Each record below gets repeated exactly, and pictures stay out of the copy.

▶

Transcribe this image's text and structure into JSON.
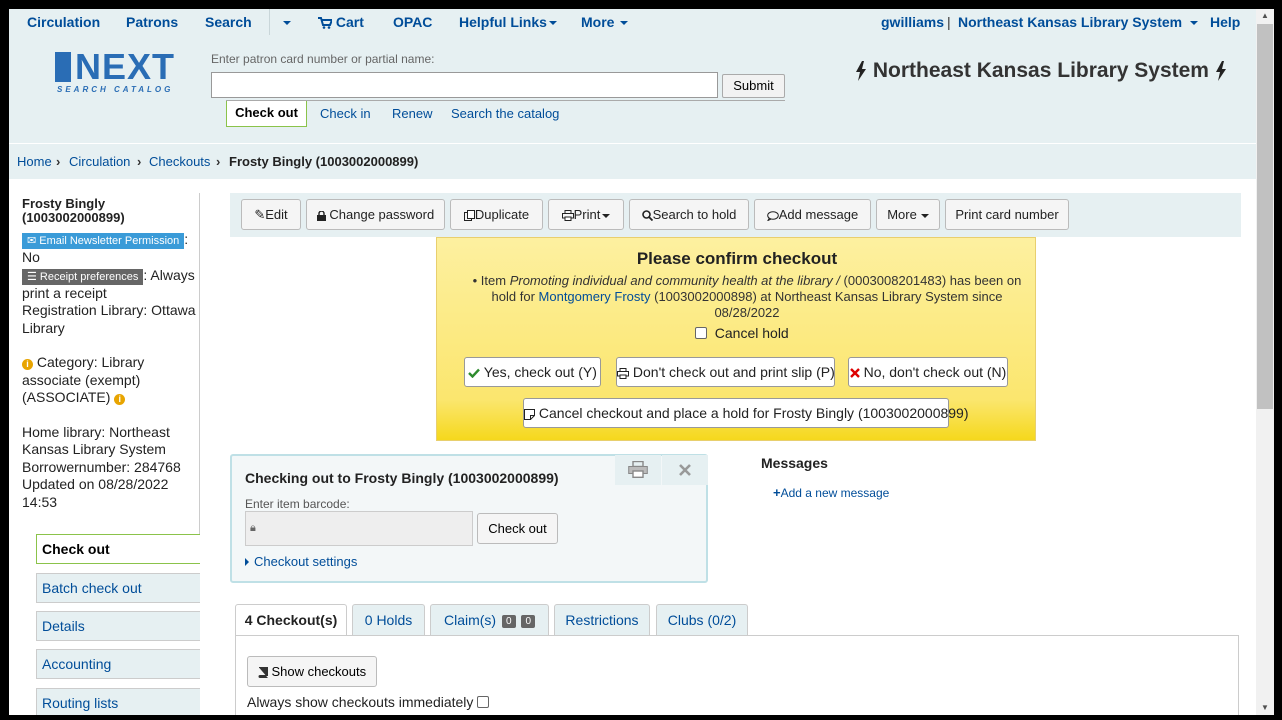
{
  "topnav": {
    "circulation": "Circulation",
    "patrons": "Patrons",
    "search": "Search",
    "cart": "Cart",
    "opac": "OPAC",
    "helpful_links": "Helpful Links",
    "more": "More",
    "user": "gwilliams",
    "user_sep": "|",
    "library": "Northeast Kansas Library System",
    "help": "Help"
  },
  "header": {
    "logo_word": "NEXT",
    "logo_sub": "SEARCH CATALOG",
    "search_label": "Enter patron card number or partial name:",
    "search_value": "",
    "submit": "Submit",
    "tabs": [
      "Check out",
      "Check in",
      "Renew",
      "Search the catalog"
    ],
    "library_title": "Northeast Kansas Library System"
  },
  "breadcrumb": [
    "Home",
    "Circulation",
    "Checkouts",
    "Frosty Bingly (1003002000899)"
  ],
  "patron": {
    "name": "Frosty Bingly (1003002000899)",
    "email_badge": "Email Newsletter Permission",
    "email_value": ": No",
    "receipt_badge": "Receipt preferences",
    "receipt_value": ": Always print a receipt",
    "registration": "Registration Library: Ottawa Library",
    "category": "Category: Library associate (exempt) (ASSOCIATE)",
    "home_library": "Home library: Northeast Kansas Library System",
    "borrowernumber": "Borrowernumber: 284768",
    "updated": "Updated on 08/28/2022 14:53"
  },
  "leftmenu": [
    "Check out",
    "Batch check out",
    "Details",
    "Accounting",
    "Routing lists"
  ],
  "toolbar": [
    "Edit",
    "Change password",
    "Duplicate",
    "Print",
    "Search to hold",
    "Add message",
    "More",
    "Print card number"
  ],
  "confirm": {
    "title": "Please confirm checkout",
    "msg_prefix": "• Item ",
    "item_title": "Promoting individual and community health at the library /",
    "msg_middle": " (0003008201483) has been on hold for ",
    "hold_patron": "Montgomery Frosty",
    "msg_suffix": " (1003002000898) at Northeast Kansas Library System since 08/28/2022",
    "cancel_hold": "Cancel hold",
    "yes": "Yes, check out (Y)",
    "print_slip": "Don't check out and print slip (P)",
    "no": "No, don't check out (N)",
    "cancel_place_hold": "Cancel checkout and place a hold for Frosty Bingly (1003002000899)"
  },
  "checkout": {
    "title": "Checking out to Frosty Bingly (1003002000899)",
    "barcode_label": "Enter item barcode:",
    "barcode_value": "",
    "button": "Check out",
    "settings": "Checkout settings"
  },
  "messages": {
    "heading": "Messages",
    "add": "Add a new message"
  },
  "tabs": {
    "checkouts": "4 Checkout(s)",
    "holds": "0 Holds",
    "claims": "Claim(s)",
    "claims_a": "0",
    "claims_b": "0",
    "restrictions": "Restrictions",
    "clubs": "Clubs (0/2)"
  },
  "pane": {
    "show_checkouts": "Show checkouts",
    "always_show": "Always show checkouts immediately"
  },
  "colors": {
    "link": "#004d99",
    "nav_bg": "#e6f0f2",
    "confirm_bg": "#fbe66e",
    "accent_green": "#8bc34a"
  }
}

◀

→ Output below:
Transcribe this image's text and structure into JSON.
{
  "topnav": {
    "circulation": "Circulation",
    "patrons": "Patrons",
    "search": "Search",
    "cart": "Cart",
    "opac": "OPAC",
    "helpful_links": "Helpful Links",
    "more": "More",
    "user": "gwilliams",
    "user_sep": "|",
    "library": "Northeast Kansas Library System",
    "help": "Help"
  },
  "header": {
    "logo_word": "NEXT",
    "logo_sub": "SEARCH CATALOG",
    "search_label": "Enter patron card number or partial name:",
    "search_value": "",
    "submit": "Submit",
    "tabs": [
      "Check out",
      "Check in",
      "Renew",
      "Search the catalog"
    ],
    "library_title": "Northeast Kansas Library System"
  },
  "breadcrumb": [
    "Home",
    "Circulation",
    "Checkouts",
    "Frosty Bingly (1003002000899)"
  ],
  "patron": {
    "name": "Frosty Bingly (1003002000899)",
    "email_badge": "Email Newsletter Permission",
    "email_value": ": No",
    "receipt_badge": "Receipt preferences",
    "receipt_value": ": Always print a receipt",
    "registration": "Registration Library: Ottawa Library",
    "category": "Category: Library associate (exempt) (ASSOCIATE)",
    "home_library": "Home library: Northeast Kansas Library System",
    "borrowernumber": "Borrowernumber: 284768",
    "updated": "Updated on 08/28/2022 14:53"
  },
  "leftmenu": [
    "Check out",
    "Batch check out",
    "Details",
    "Accounting",
    "Routing lists"
  ],
  "toolbar": [
    "Edit",
    "Change password",
    "Duplicate",
    "Print",
    "Search to hold",
    "Add message",
    "More",
    "Print card number"
  ],
  "confirm": {
    "title": "Please confirm checkout",
    "msg_prefix": "• Item ",
    "item_title": "Promoting individual and community health at the library /",
    "msg_middle": " (0003008201483) has been on hold for ",
    "hold_patron": "Montgomery Frosty",
    "msg_suffix": " (1003002000898) at Northeast Kansas Library System since 08/28/2022",
    "cancel_hold": "Cancel hold",
    "yes": "Yes, check out (Y)",
    "print_slip": "Don't check out and print slip (P)",
    "no": "No, don't check out (N)",
    "cancel_place_hold": "Cancel checkout and place a hold for Frosty Bingly (1003002000899)"
  },
  "checkout": {
    "title": "Checking out to Frosty Bingly (1003002000899)",
    "barcode_label": "Enter item barcode:",
    "barcode_value": "",
    "button": "Check out",
    "settings": "Checkout settings"
  },
  "messages": {
    "heading": "Messages",
    "add": "Add a new message"
  },
  "tabs": {
    "checkouts": "4 Checkout(s)",
    "holds": "0 Holds",
    "claims": "Claim(s)",
    "claims_a": "0",
    "claims_b": "0",
    "restrictions": "Restrictions",
    "clubs": "Clubs (0/2)"
  },
  "pane": {
    "show_checkouts": "Show checkouts",
    "always_show": "Always show checkouts immediately"
  },
  "colors": {
    "link": "#004d99",
    "nav_bg": "#e6f0f2",
    "confirm_bg": "#fbe66e",
    "accent_green": "#8bc34a"
  }
}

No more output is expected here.